What this task involves: Among the entries below, find each line holding "number" and return it.
==== Data provided ====
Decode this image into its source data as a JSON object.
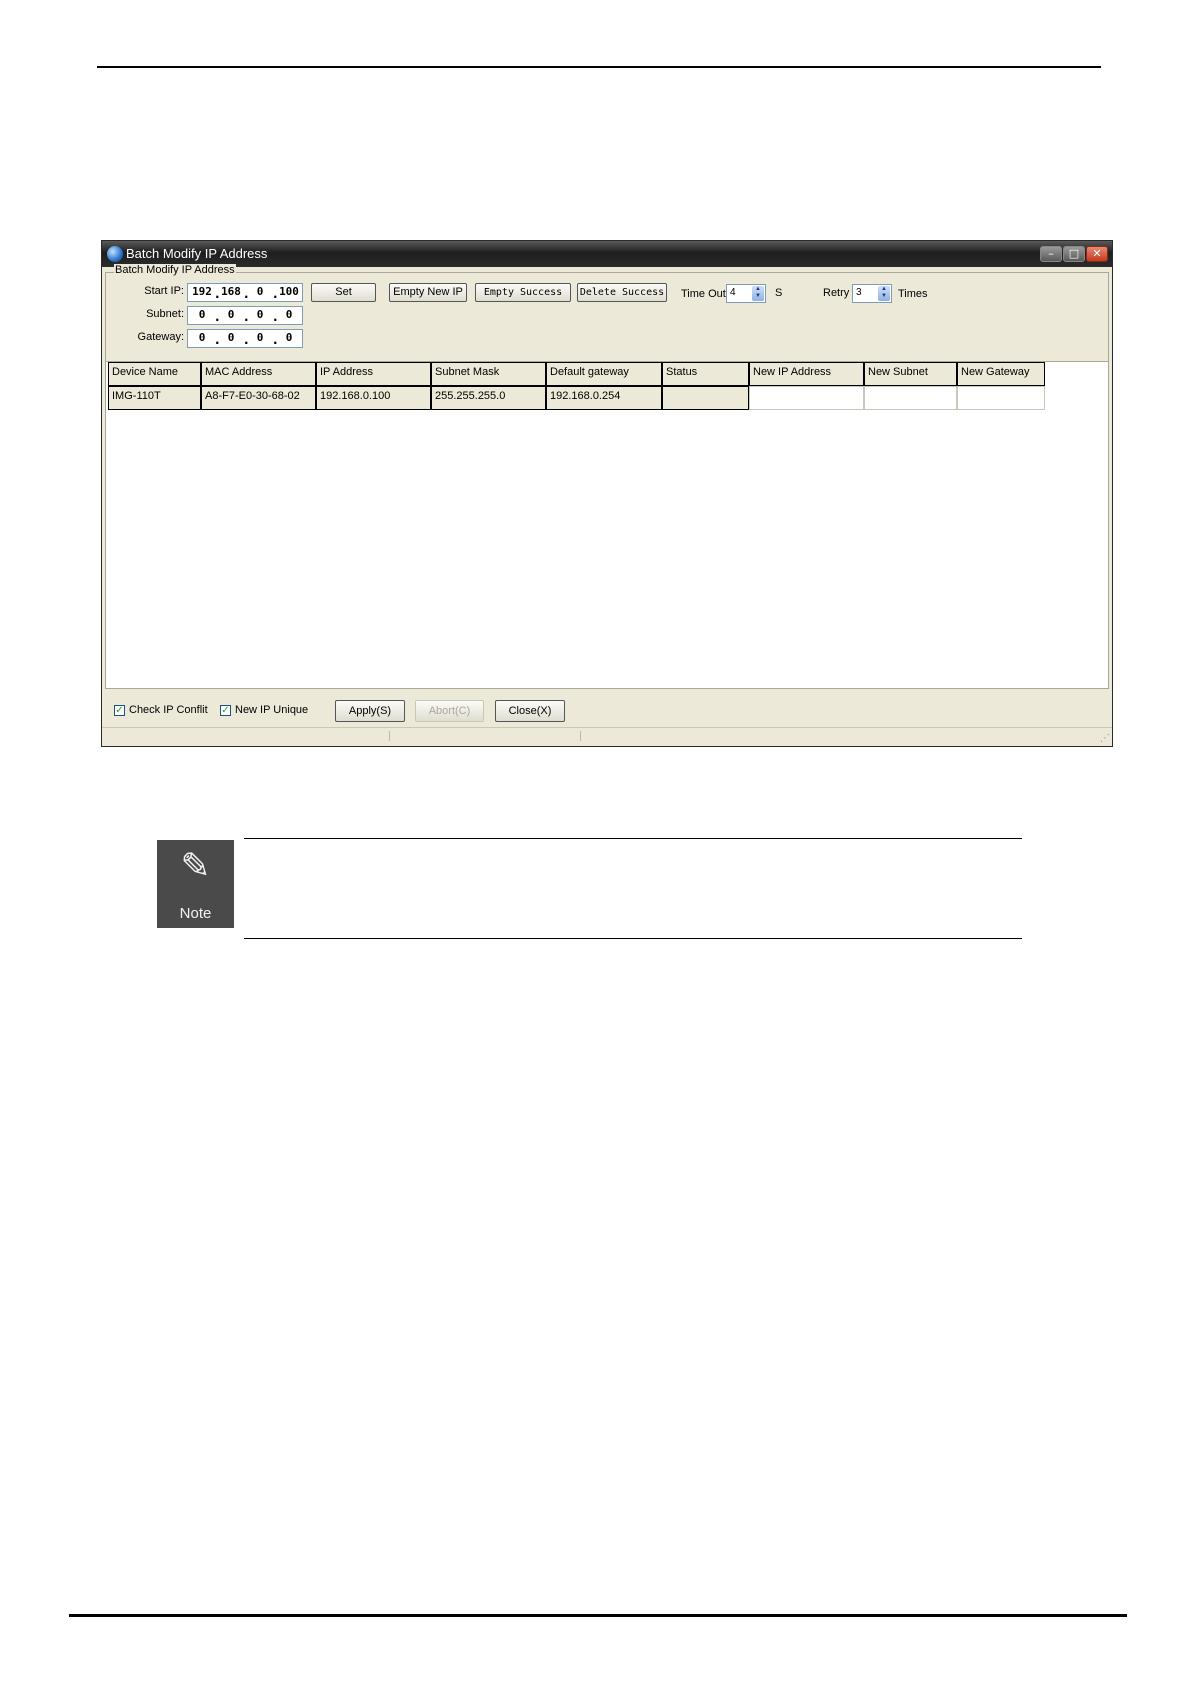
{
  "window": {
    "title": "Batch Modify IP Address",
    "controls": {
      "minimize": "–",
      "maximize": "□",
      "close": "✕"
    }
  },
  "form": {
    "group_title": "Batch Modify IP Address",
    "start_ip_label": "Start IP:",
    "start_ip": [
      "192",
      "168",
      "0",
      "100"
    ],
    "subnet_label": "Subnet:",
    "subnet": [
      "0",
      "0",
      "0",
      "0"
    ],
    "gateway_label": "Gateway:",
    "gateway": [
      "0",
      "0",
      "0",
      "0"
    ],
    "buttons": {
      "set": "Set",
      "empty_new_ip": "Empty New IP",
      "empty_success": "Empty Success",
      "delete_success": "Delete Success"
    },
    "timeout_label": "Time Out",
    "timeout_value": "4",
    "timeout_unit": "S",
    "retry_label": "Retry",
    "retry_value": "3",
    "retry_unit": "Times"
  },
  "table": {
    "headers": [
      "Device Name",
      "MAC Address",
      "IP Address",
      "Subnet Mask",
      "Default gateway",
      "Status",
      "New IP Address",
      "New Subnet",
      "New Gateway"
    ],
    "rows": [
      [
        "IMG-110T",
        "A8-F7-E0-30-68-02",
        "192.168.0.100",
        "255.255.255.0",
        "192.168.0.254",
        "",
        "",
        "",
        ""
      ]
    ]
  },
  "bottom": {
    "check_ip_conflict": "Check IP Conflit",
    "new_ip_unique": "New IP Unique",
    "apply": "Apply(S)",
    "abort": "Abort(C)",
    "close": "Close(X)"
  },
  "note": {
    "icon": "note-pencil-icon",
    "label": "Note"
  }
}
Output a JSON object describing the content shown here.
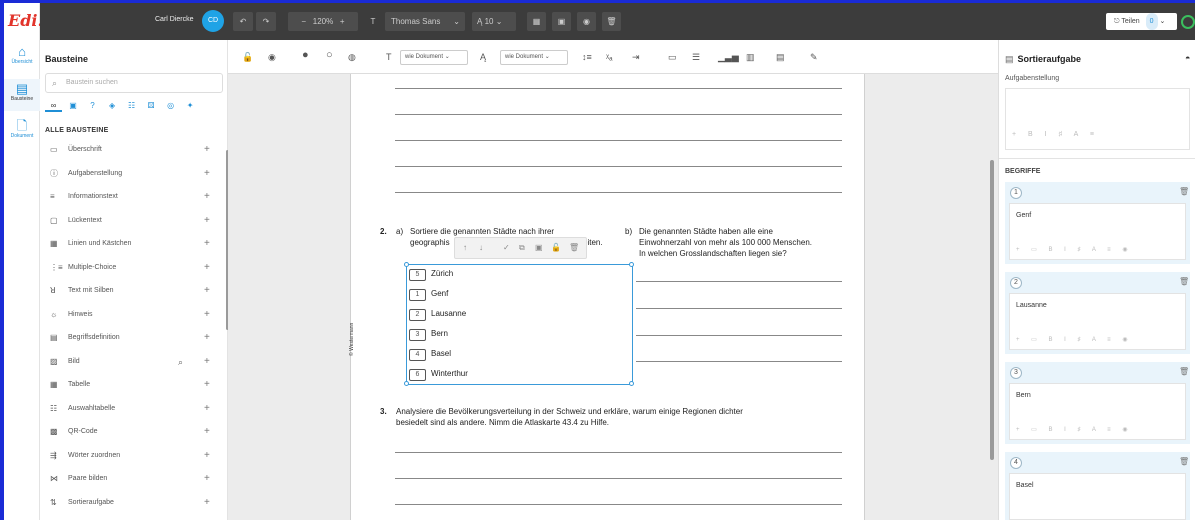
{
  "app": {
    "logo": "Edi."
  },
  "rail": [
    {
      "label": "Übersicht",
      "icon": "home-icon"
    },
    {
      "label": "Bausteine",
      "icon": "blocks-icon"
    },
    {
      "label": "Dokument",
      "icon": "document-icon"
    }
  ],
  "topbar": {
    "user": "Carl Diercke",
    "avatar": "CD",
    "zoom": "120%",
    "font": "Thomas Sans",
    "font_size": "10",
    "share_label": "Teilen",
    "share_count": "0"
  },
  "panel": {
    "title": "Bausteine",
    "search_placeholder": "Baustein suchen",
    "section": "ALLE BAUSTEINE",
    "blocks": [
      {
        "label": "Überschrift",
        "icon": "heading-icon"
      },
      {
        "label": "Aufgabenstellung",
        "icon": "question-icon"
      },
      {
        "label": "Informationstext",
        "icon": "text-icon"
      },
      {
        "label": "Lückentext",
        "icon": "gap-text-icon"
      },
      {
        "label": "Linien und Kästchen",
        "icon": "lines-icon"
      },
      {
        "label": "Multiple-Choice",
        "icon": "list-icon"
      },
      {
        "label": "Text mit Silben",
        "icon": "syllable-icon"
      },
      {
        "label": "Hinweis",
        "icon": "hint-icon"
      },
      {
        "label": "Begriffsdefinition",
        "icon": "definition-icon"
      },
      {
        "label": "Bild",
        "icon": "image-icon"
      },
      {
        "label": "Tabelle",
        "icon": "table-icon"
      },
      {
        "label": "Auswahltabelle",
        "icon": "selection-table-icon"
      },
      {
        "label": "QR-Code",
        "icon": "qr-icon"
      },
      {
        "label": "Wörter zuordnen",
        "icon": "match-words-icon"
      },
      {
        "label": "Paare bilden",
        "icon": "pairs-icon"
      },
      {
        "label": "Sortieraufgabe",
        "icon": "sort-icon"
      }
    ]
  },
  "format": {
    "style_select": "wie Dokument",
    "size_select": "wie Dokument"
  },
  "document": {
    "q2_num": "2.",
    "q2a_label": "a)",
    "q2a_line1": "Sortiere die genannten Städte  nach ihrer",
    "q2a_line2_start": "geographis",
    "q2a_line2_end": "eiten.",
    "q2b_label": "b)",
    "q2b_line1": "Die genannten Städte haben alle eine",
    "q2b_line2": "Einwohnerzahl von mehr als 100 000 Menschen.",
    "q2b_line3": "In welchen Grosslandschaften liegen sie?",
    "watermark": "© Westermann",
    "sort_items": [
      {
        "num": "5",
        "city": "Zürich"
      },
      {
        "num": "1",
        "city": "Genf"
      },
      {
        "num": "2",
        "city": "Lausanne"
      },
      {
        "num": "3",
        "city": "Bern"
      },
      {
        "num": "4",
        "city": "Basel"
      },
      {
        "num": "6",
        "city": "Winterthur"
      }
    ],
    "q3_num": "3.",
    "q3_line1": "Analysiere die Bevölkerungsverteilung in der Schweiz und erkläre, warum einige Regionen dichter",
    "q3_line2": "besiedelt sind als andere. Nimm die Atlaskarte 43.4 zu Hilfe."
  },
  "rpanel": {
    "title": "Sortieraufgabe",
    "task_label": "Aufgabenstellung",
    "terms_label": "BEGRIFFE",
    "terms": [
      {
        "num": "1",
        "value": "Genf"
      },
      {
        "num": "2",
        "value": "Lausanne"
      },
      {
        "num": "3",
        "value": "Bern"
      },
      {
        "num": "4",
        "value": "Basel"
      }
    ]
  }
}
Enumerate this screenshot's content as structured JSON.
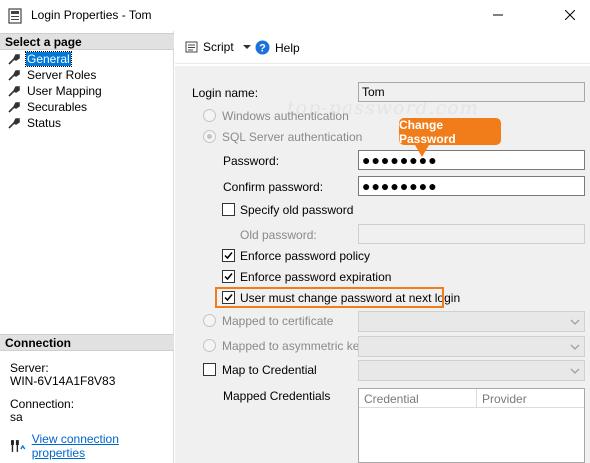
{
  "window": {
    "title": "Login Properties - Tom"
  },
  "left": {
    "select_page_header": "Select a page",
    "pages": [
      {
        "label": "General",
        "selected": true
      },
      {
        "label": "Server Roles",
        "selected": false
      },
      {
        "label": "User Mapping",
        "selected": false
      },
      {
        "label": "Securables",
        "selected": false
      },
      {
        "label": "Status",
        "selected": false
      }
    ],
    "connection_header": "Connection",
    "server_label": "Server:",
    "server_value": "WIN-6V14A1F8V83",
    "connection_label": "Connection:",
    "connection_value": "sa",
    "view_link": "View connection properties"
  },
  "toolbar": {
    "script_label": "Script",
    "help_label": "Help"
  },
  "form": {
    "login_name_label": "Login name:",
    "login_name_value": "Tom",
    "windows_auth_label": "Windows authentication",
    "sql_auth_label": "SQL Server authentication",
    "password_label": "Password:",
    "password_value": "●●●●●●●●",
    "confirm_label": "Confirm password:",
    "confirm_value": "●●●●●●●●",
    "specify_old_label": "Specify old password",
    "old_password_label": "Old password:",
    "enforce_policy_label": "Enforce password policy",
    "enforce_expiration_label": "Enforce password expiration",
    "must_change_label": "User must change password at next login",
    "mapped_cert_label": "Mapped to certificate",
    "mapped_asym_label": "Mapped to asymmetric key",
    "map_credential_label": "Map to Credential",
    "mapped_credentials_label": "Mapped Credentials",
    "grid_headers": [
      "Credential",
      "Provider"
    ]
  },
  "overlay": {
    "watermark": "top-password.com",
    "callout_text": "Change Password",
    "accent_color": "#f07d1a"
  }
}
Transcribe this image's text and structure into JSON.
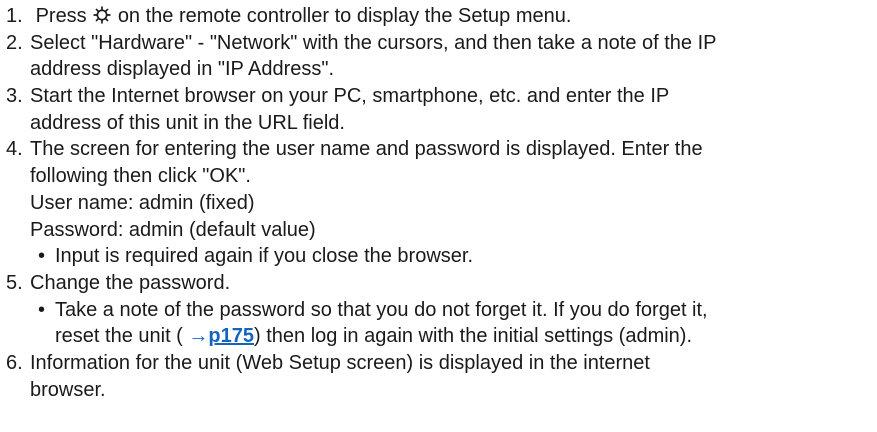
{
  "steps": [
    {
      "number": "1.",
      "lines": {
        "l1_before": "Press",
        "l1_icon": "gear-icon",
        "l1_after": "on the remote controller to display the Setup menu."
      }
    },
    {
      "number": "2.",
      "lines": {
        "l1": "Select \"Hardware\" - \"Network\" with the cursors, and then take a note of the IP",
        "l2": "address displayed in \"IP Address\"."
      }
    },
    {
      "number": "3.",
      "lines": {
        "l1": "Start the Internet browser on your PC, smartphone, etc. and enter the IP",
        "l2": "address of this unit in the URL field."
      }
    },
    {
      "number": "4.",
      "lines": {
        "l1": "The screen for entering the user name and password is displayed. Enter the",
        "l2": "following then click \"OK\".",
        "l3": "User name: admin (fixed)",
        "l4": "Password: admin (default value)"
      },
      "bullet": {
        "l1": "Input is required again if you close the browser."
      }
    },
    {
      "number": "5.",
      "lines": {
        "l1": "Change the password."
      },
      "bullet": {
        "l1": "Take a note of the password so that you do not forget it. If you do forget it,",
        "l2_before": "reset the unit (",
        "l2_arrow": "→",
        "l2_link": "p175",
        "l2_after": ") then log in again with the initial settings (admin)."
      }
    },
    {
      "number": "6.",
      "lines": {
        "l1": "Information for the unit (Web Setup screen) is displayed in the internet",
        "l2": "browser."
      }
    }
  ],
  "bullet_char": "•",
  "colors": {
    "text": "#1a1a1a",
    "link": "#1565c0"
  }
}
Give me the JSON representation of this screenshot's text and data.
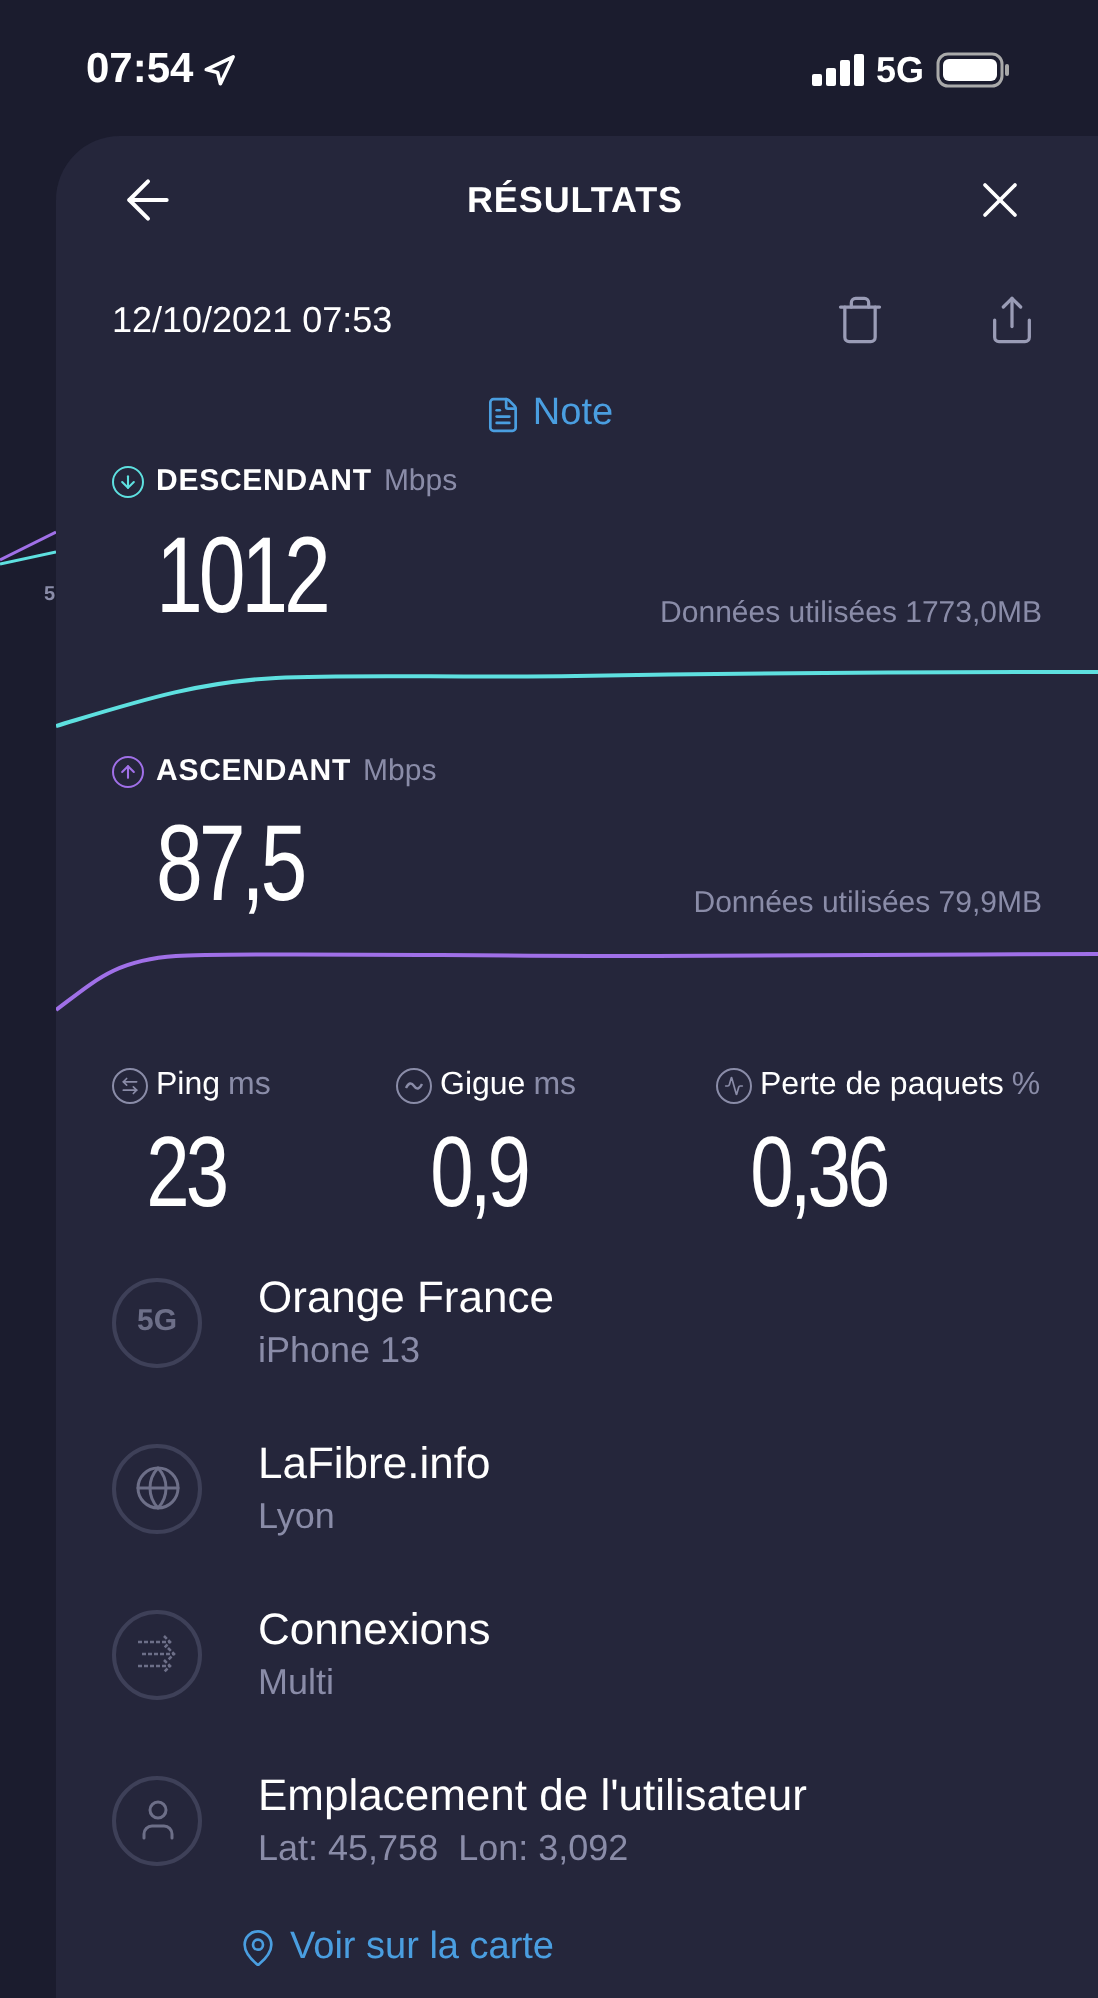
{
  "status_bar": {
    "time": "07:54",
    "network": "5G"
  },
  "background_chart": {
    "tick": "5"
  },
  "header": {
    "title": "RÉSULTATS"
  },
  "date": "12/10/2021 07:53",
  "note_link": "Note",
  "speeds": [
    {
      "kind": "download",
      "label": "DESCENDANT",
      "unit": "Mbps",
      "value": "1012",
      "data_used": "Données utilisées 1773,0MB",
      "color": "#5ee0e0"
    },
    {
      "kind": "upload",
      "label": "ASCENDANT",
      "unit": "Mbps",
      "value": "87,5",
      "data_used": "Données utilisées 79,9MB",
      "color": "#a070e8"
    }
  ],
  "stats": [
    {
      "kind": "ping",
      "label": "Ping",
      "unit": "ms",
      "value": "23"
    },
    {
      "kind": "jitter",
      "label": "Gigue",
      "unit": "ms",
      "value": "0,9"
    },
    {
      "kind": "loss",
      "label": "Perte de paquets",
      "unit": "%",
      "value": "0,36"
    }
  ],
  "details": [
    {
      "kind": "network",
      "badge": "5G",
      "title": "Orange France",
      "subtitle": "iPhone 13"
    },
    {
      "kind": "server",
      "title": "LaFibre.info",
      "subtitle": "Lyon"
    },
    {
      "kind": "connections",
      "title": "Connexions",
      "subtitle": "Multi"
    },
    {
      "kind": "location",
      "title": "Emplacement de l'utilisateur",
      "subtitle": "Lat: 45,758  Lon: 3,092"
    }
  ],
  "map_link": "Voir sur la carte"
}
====
Response to the exercise:
      "number": "1.",
      "number": "2.",
      "number": "3.",
      "number": "4.",
      "number": "5.",
      "number": "6.",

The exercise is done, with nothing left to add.